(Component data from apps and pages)
---

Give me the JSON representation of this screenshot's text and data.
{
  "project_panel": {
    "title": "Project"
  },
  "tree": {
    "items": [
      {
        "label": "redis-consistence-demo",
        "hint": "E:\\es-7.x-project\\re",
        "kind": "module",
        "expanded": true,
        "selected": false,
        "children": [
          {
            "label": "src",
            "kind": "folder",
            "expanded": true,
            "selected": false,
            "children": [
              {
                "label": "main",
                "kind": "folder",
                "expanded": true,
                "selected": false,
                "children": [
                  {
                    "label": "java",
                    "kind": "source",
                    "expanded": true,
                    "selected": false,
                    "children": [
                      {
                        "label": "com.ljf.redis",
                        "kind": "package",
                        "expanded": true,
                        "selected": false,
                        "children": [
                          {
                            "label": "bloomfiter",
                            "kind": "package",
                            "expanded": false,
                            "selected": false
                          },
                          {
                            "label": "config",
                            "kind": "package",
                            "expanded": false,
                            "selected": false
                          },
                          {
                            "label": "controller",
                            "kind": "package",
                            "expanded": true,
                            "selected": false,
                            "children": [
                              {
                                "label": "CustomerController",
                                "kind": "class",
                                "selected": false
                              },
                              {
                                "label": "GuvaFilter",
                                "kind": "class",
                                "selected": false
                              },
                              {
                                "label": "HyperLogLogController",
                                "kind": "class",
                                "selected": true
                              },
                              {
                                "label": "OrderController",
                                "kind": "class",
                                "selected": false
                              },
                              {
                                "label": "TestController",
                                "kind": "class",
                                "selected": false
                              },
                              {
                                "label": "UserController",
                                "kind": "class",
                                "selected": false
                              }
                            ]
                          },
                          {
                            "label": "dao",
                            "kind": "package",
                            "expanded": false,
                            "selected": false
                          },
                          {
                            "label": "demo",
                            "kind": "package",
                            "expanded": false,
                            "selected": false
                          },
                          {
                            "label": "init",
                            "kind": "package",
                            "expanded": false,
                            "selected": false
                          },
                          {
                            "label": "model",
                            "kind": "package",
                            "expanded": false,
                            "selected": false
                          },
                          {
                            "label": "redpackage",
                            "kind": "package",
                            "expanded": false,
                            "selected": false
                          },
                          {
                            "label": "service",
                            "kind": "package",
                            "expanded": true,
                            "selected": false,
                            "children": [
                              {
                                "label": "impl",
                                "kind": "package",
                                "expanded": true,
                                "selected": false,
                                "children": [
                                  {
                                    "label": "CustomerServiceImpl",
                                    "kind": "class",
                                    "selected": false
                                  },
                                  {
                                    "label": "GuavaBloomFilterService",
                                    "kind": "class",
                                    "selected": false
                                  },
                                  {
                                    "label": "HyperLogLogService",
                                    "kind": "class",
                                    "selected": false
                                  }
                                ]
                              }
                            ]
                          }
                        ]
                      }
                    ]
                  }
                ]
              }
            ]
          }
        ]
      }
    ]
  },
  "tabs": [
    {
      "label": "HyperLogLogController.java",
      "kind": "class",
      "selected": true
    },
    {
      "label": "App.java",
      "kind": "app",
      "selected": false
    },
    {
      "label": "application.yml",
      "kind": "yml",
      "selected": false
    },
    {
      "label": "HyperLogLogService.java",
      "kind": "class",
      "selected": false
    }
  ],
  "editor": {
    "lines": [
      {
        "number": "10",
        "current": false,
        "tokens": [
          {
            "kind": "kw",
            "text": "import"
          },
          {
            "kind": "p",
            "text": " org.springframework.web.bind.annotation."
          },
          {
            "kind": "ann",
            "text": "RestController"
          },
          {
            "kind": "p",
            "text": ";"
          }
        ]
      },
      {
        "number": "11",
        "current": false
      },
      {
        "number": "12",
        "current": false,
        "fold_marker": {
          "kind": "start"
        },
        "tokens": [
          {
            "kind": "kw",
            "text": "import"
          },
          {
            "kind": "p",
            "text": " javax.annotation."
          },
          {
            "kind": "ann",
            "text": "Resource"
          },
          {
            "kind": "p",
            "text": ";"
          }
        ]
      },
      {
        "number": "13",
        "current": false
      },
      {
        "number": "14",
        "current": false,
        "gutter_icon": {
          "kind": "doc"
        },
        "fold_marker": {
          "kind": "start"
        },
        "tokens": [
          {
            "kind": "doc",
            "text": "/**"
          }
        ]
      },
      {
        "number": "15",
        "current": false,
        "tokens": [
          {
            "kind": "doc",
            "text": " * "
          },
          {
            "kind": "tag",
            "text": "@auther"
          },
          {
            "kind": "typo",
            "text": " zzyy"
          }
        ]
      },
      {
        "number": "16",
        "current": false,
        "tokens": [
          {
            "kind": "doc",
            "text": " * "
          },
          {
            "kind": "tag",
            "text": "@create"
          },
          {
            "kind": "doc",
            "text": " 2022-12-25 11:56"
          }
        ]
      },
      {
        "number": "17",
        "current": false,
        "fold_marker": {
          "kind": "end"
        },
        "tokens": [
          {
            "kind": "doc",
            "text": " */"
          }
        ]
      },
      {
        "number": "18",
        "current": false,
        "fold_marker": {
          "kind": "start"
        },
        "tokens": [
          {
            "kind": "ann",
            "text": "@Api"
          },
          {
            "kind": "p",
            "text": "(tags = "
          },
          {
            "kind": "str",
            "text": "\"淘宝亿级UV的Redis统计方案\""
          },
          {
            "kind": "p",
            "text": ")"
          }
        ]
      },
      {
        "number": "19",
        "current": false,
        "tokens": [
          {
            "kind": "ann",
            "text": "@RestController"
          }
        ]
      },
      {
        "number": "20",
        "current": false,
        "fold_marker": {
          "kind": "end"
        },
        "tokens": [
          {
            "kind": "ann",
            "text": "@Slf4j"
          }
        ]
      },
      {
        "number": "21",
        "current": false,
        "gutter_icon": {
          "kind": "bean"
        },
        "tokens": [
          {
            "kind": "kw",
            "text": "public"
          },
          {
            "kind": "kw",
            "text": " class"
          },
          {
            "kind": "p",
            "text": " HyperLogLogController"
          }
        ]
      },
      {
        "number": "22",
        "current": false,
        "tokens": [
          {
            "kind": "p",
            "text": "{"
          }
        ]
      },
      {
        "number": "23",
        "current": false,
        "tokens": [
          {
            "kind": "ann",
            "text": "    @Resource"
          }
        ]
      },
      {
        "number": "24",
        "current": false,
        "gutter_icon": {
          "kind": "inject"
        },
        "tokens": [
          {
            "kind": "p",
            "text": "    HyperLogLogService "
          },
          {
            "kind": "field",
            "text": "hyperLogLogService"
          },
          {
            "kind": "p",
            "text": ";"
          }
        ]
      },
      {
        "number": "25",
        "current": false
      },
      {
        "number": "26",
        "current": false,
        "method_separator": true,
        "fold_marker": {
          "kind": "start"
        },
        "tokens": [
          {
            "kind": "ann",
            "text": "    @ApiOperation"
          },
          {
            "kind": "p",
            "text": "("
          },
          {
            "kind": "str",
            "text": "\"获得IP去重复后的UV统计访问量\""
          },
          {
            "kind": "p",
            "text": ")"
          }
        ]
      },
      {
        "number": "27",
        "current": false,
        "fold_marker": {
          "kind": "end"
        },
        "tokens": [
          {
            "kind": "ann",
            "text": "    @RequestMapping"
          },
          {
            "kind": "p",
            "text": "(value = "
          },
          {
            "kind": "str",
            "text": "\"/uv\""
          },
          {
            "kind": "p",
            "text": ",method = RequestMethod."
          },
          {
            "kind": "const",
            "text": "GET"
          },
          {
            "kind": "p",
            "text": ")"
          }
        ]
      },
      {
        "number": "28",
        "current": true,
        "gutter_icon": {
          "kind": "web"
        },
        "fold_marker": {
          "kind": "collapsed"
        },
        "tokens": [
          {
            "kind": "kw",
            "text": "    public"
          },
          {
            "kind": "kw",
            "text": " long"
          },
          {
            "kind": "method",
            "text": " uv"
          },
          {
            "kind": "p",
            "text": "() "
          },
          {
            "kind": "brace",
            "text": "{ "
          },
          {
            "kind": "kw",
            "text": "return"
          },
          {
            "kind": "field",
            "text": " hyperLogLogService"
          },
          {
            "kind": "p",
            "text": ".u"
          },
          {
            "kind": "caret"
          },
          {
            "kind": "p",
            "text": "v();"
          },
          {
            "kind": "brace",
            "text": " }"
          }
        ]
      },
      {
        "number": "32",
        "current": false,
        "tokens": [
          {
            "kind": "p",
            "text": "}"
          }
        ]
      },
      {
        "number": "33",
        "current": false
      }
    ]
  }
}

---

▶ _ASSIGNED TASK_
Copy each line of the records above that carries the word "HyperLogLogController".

▶ _COMPLETED EXERCISE_
                                "label": "HyperLogLogController",
      "label": "HyperLogLogController.java",
            "text": " HyperLogLogController"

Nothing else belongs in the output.